Russian Warships to Visit Cuba

Russian warships will visit U.S. foe Cuba for the first time since the Soviet era, the Navy said Monday.

The destroyer Admiral Chabanenko and two support ships from a squadron that has been on a lengthy visit to Latin America will put in at Havana on Friday for a five-day stay, Navy spokesman Igor Dygalo said.

It will be the first visit by Russian warships to the Communist-led island situated just 145 kilometers from the United States since the 1991 Soviet collapse, Dygalo said.

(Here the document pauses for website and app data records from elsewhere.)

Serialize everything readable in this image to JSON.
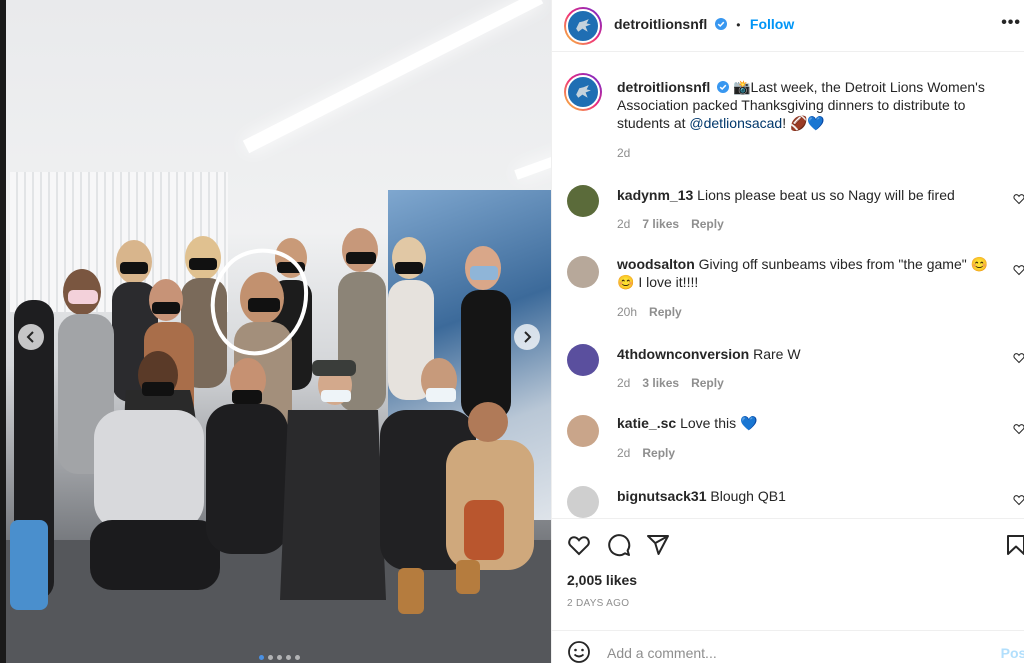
{
  "post": {
    "username": "detroitlionsnfl",
    "follow_label": "Follow",
    "separator": "•",
    "caption_emoji": "📸",
    "caption_text": "Last week, the Detroit Lions Women's Association packed Thanksgiving dinners to distribute to students at ",
    "caption_mention": "@detlionsacad",
    "caption_end": "! 🏈💙",
    "caption_time": "2d",
    "more_label": "•••"
  },
  "comments": [
    {
      "username": "kadynm_13",
      "text": "Lions please beat us so Nagy will be fired",
      "time": "2d",
      "likes": "7 likes",
      "reply": "Reply",
      "avatar_color": "#5b6b3a"
    },
    {
      "username": "woodsalton",
      "text": "Giving off sunbeams vibes from \"the game\" 😊😊 I love it!!!!",
      "time": "20h",
      "likes": "",
      "reply": "Reply",
      "avatar_color": "#b7a89a"
    },
    {
      "username": "4thdownconversion",
      "text": "Rare W",
      "time": "2d",
      "likes": "3 likes",
      "reply": "Reply",
      "avatar_color": "#5a4f9e"
    },
    {
      "username": "katie_.sc",
      "text": "Love this 💙",
      "time": "2d",
      "likes": "",
      "reply": "Reply",
      "avatar_color": "#c9a58a"
    },
    {
      "username": "bignutsack31",
      "text": "Blough QB1",
      "time": "",
      "likes": "",
      "reply": "",
      "avatar_color": "#cfcfcf"
    }
  ],
  "engagement": {
    "likes": "2,005 likes",
    "date": "2 DAYS AGO"
  },
  "composer": {
    "placeholder": "Add a comment...",
    "post_label": "Post"
  },
  "carousel": {
    "total": 5,
    "active_index": 0
  },
  "colors": {
    "brand_blue": "#0095f6",
    "lions_blue": "#1f6eb3",
    "muted": "#8e8e8e"
  },
  "icons": [
    "lion-logo-icon",
    "verified-icon",
    "heart-icon",
    "comment-icon",
    "share-icon",
    "bookmark-icon",
    "emoji-icon",
    "chevron-left-icon",
    "chevron-right-icon",
    "more-icon"
  ]
}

The Admiral Chabanenko, the nuclear-powered cruiser Peter the Great and support ships arrived in the Caribbean last month in a deployment also unprecedented since Soviet times. The voyage is widely seen as a show of force close to U.S. shores and a response to the U.S. use of warships to deliver humanitarian aid to Russia's neighbor Georgia after their war in August. The United States has maintained an economic embargo against Cuba since 1962.

The ships' visit coincided with a Latin American tour by President Dmitry Medvedev, who raised Russia's profile in the region and met with former Cuban leader Fidel Castro.

The destroyer and two support vessels left Nicaragua on Sunday after delivering $200,000 worth of medicine, computers and other humanitarian aid, Nicaraguan Lieutenant Colonel Juan Morales said. Dygalo said, however, that the ships left Nicaragua on Monday. Their visit stirred heated political debate there. The Peter the Great remains in the Caribbean but will not visit Cuba, Dygalo said.